*** Opening Dataset content ***

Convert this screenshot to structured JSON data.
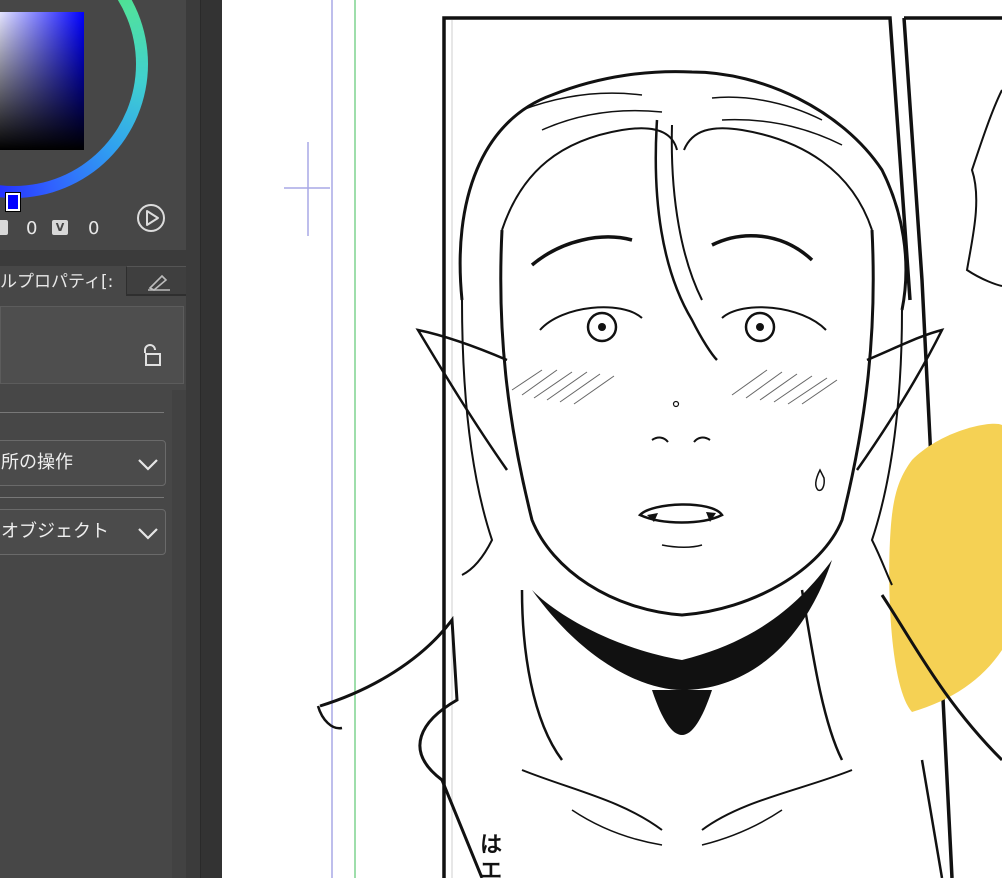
{
  "app": {
    "color_panel": {
      "value_labels": [
        "",
        "V"
      ],
      "values": [
        "0",
        "0"
      ],
      "main_color": "#0000ff"
    },
    "properties_tab": {
      "label": "ルプロパティ[:",
      "pen_icon": "pen-icon"
    },
    "tool_property": {
      "lock_icon": "lock-icon"
    },
    "dropdowns": [
      {
        "label": "所の操作"
      },
      {
        "label": "オブジェクト"
      }
    ]
  },
  "canvas": {
    "speech_text": [
      "は",
      "エ"
    ],
    "colors": {
      "blob": "#f5d154",
      "guide_blue": "#a9a9e6",
      "guide_green": "#7fd38f"
    }
  }
}
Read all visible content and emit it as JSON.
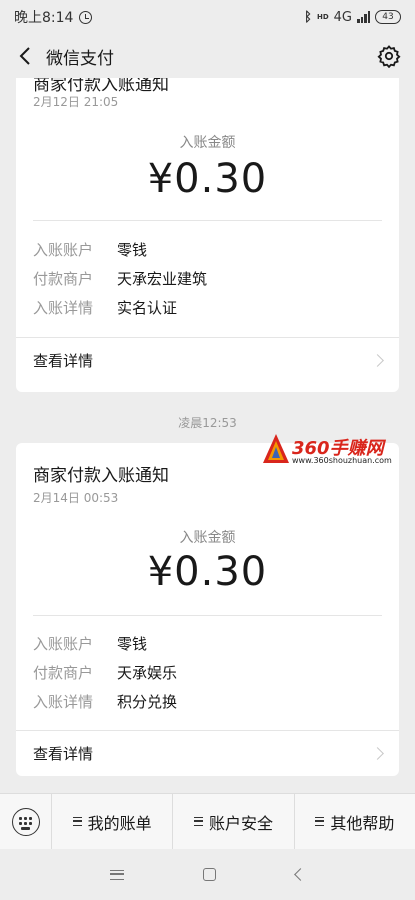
{
  "status_bar": {
    "time": "晚上8:14",
    "network": "4G",
    "hd": "HD",
    "battery": "43"
  },
  "header": {
    "title": "微信支付"
  },
  "cards": [
    {
      "title": "商家付款入账通知",
      "date": "2月12日  21:05",
      "amount_label": "入账金额",
      "amount": "¥0.30",
      "rows": [
        {
          "key": "入账账户",
          "value": "零钱"
        },
        {
          "key": "付款商户",
          "value": "天承宏业建筑"
        },
        {
          "key": "入账详情",
          "value": "实名认证"
        }
      ],
      "link": "查看详情"
    },
    {
      "title": "商家付款入账通知",
      "date": "2月14日  00:53",
      "amount_label": "入账金额",
      "amount": "¥0.30",
      "rows": [
        {
          "key": "入账账户",
          "value": "零钱"
        },
        {
          "key": "付款商户",
          "value": "天承娱乐"
        },
        {
          "key": "入账详情",
          "value": "积分兑换"
        }
      ],
      "link": "查看详情"
    }
  ],
  "separator_time": "凌晨12:53",
  "watermark": {
    "text": "360手赚网",
    "url": "www.360shouzhuan.com"
  },
  "bottom_menu": {
    "items": [
      "我的账单",
      "账户安全",
      "其他帮助"
    ]
  },
  "colors": {
    "background": "#ededed",
    "card": "#ffffff",
    "watermark": "#d9261c"
  }
}
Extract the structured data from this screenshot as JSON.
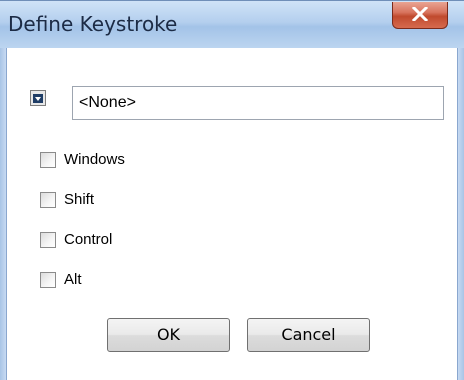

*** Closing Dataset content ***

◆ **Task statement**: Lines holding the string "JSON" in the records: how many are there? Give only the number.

◆ **Task response**: 3